So— I am the crazy lady encouraging my friends and relatives to get their paperwork in order!!!
Thank you again for sharing such important information.
OMGosh Julie – thank you SO MUCH for your additional comment. Yes, a calendar is a great idea. And I’d have never thought about the safety deposit box not being accessible on a weekend. This kind of feedback was exactly what I was hoping for – real experience. Thank you! ~TxH~
Kathleen has great advice. I have a notebook with all our information divided into categories in a fireproof safe. Our adult kids know where it is and how to access it, but do not know the information in it. Ours is titled, “I’m sick and need help. Or dead. Now what.”
I learned the hard way, after a stroke, that death isn’t the only time my kids need the information. One of my categories is **Pay attention – what still needs to be paid if incapacitated or dead. Check my email for paperless bills. Pay the house payment, supplemental insurance, utilities…..
Unless you have someone’s name on a checking account, they will have to pay the bills out of their account unless you have a Power of Attorney form signed–and easily accessible.
It was easiest for me to just make a copy of the title page of an investment statement or a copy of the bank statement. It will have the contact numbers as well as account information. (May have to write complete acct number on bank acct statement. Some banks now only print last digits.)
The book “I’m Dead. Now what.” by Peter Pauper Press is a great resource to get the ball rolling of what you need.
Re End of Life prep – Personal experience only…..If your loved one is a DNR -make sure you have the paperwork available. Each of my siblings had a copy of the paperwork in our car and one was on the side of the refrig for the firemen/police to access if needed. We certainly did not want any problems for his caregiver. Also, even though you may think you have DNR paperwork taken care of with medical records, double check.

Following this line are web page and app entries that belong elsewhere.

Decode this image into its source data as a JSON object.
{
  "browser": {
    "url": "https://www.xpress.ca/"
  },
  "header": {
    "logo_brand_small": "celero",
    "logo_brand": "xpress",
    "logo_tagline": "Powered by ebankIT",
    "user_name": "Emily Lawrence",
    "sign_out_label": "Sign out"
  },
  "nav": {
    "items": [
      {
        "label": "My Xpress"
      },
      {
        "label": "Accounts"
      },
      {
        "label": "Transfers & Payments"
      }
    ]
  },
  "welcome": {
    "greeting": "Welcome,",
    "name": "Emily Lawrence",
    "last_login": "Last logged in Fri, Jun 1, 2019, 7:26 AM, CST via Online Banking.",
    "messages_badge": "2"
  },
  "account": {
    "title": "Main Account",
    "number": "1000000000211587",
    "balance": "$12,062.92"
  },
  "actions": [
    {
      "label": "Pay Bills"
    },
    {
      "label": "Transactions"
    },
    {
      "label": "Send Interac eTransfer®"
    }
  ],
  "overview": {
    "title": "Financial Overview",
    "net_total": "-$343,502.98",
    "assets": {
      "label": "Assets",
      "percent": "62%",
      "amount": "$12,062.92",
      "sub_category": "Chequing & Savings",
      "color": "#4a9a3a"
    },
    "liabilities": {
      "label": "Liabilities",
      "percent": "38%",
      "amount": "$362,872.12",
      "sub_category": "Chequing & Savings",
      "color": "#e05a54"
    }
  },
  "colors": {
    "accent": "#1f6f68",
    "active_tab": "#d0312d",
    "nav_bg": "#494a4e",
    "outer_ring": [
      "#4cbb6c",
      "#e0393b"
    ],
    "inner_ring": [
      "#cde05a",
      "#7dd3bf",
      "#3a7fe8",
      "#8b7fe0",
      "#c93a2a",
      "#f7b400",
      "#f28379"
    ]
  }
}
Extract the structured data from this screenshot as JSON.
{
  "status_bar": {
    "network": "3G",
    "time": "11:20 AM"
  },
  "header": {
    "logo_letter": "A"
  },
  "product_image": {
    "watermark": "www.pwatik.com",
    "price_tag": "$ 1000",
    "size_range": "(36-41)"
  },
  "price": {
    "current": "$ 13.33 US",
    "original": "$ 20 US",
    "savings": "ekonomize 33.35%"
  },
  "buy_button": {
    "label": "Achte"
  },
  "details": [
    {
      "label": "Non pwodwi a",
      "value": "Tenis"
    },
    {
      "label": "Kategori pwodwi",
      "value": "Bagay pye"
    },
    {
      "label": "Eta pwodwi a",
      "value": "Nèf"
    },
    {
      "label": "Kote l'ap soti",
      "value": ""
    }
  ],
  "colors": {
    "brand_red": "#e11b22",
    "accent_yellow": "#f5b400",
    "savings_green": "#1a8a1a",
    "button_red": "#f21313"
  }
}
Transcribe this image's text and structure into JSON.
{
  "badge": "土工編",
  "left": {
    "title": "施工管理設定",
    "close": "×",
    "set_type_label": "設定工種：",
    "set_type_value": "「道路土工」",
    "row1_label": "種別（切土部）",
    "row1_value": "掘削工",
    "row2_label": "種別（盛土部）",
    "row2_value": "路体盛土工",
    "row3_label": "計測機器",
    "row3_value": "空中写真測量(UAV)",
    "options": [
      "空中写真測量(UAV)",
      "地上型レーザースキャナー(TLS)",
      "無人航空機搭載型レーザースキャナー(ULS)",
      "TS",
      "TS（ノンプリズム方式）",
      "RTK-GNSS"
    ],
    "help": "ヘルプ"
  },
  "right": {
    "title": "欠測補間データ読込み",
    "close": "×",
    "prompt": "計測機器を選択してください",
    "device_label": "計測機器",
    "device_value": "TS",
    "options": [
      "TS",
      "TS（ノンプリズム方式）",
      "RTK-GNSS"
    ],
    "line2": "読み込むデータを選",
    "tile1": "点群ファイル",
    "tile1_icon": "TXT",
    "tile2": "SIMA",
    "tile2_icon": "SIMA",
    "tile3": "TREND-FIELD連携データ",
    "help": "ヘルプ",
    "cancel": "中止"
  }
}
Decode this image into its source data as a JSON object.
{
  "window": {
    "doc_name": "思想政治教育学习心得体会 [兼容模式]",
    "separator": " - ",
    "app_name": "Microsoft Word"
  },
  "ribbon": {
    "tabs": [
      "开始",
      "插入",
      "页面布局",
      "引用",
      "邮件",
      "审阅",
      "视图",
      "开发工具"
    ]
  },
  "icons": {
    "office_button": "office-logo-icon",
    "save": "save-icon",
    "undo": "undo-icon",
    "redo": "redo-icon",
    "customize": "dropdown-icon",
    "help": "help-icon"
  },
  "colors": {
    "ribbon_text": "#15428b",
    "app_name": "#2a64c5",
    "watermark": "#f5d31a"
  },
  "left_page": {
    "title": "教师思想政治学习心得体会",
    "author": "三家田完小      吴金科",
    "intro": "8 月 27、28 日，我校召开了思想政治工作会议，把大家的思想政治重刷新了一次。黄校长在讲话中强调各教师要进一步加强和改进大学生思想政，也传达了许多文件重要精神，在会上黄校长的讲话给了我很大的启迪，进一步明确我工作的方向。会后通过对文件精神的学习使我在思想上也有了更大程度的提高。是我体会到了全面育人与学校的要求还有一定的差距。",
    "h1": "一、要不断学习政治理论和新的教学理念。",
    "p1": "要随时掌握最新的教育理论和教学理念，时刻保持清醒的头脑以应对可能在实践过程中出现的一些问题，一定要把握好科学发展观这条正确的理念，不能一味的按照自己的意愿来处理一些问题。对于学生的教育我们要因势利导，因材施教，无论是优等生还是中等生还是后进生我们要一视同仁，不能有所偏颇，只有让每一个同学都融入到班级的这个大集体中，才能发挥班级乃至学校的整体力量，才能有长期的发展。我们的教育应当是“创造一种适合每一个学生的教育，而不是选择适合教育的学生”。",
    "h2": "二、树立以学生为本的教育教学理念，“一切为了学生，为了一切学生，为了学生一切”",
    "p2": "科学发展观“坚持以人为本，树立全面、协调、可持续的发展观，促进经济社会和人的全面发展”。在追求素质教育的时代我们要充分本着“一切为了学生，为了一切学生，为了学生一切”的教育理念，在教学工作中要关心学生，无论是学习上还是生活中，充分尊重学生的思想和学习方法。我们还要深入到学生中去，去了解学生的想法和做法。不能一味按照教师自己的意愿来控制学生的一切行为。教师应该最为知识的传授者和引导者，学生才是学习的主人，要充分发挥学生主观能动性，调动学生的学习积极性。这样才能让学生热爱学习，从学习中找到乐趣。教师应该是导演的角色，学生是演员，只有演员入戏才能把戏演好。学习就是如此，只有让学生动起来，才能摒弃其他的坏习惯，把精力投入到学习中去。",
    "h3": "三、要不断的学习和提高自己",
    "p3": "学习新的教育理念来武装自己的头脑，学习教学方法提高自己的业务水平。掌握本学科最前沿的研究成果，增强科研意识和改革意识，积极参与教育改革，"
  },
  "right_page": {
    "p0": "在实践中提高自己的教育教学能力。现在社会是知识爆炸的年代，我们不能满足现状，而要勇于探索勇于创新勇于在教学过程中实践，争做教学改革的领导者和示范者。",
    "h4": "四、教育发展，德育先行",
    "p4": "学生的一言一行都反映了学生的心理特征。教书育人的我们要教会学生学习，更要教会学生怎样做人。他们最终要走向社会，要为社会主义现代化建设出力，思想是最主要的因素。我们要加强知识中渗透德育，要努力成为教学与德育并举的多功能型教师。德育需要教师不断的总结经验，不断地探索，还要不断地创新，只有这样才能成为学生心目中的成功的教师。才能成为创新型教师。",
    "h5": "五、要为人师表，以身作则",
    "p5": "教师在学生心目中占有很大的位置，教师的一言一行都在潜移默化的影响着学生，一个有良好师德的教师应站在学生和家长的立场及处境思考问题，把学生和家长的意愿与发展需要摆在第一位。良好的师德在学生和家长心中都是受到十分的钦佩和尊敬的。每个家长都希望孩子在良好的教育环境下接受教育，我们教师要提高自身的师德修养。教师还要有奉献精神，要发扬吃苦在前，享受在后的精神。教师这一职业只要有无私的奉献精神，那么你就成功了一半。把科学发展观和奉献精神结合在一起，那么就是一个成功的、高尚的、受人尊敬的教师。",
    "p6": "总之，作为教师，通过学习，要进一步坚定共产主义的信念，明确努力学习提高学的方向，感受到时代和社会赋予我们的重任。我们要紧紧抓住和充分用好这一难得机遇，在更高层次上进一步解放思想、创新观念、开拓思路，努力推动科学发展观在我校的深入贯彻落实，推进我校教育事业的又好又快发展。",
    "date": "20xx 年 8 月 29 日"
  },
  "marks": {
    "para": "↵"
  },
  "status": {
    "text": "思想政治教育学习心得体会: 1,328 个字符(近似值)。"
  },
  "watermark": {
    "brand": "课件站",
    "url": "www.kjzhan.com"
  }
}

This is great information Julie. Thank you for being so willing to share. It’s different for every family, but most (like us) just don’t know what works and what doesn’t, pitfalls to avoid, etc. Your willingness to share helps bunches for us as well as our followers. Thank you! ~TxH~
Thank you, great article.
Thanks Christine – wow, there’s lots that I’d never thought of before. Heck we figured since we had a legal will we had taken care of business. But watching my family members struggle with the basics really opened my eyes. It’s so easy to document this stuff, now’s the time! ~TxH~
Thanks Tammy for the reminder,
We figured we’d done what we needed to do by having a legal will, Jack. But as it turns out, there’s so much more you can do to help ease this stressful time for your heirs. Gathering the numbers is easy so now’s the best time to do it. ~TxH~
We too are dealing with this. While my father’s death wasn’t unexpected, we still weren’t as prepared as we could have been. There is one thing absolutely 100% certain in life: it will end in death. We just don’t know when, and the best final gift we can give our loved ones is some preparation on our part. We learned a few things in the process. Loved ones will need a source of cash to pay for the funeral before the death certificate is prepared and they can access the payable on death accounts. Do not keep the only copy of the will in the safe deposit box. If your executor or loved ones are not on the signature card, they CANNOT access the box without a court order. (And the paperwork that authorizes them is inside the box they cannot access!) Not everything has to pass through probate. In addition to beneficiaries on financial accounts, you can title your house and car in such a way that they bypass probate, saving your loved ones time, money and energy during a difficult time.
Kathleen, this is JUST the personal-experience information I was after. I’m so sorry for your loss of your father. But by sharing your experiences, you’ve helped many. Thank you! ~TxH~